The main point of climax in the story also forces one to stretch the idea of utopia. It would seem the humans and artificial intelligence who created this utopian SOL forgot the first lesson Dr. Manhattan from Watchmen learned, “Re-assembling myself was the first trick I learned.”
Aside from these points of contention, Hawkins lays out an intriguing story that looks to examine the Four Pillars and what they eliminated in order to achieve them. Although, it is still a bit unclear as to where the story will be going besides questioning the fabric of society as all dystopians do.
Raffaele Ienco’s artwork is decent. He gives you an idea that this is a futuristic society with sleek architecture. His use of lighting also evokes the sense of harmony Hawkins describes. However, it just doesn’t feel as austere as it should. For a society that lacks creativity, there are plenty of decorations on and inside the buildings. The buildings are also different shapes and sizes, once again neglecting the equality pillar. All of the citizens are also wearing different types of clothing, although he does make sure they are all plain white.
There are also some issues with Ienco’s facial expressions. At one point, Michael is supposed to be in shock. Instead, his expression looks like his face is being slowly melted off. It would fit well into Salvador Dali’s “The Persistence of Memory.”
Symmetry #1 is an interesting dystopia that hopes to examine the faults and benefits in a society based on the Four Pillars. However, the world Hawkins creates based on these Pillars still needs some work as it requires quite a bit of suspension of disbelief. Ienco’s art doesn’t help you in suspending your disbelief with plenty of decorations, unique architecture, multiple clothing styles, and machine-made colors. There is definitely an intriguing dystopia here, but it is by far not the best we have seen in recent years.
- A dystopian story that looks to have a philosophical leaning
- A complex protagonist

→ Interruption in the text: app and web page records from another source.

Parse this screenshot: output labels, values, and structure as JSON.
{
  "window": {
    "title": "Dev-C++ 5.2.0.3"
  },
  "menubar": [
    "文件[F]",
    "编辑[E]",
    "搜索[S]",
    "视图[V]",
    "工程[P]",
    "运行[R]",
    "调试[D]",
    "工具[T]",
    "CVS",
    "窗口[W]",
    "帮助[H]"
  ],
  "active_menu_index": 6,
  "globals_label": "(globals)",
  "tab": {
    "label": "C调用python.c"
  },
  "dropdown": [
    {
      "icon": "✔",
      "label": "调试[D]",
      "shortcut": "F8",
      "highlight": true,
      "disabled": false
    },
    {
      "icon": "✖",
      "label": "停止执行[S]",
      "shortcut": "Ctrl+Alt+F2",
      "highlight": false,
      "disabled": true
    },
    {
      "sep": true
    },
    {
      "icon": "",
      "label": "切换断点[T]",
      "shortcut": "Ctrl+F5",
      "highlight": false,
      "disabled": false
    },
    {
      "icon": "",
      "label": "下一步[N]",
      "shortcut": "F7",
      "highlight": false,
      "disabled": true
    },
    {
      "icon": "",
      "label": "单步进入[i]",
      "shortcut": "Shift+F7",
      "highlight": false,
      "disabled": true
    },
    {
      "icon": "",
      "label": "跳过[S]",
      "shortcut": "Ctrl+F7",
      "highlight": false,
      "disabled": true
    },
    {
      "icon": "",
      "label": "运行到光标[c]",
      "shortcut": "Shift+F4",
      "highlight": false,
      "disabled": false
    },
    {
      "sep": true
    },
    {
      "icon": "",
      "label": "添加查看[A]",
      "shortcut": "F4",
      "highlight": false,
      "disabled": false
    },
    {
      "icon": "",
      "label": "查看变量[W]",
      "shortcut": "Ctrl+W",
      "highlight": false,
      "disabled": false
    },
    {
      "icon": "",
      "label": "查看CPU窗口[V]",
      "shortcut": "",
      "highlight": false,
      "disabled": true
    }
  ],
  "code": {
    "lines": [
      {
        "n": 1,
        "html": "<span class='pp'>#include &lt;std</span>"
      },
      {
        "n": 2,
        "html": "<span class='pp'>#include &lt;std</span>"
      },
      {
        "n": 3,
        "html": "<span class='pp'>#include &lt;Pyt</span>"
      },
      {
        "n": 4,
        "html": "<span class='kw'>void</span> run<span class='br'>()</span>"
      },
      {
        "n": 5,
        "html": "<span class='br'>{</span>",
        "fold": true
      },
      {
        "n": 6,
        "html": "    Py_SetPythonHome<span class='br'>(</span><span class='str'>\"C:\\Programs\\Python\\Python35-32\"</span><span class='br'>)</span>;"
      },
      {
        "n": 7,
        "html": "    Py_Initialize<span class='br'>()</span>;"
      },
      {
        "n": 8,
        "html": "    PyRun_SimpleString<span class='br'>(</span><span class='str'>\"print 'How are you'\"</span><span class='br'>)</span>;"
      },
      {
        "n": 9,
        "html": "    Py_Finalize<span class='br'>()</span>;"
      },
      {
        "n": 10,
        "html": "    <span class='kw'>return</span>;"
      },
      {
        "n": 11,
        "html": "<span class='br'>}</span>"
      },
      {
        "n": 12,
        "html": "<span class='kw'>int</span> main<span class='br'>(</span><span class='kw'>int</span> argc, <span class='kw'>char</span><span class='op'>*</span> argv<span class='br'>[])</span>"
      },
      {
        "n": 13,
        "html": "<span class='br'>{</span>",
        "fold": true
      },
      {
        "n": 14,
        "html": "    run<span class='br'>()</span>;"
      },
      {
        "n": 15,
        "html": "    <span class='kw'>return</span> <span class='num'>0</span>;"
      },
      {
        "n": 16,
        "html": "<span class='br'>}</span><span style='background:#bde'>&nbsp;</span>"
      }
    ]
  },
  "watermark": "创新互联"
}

- Artwork doesn't sell the world; it doesn't fit the Four Pillars
- The utopian society doesn't seem to follow its own Four Pillars
- The point of climax doesn't fit the utopian narrative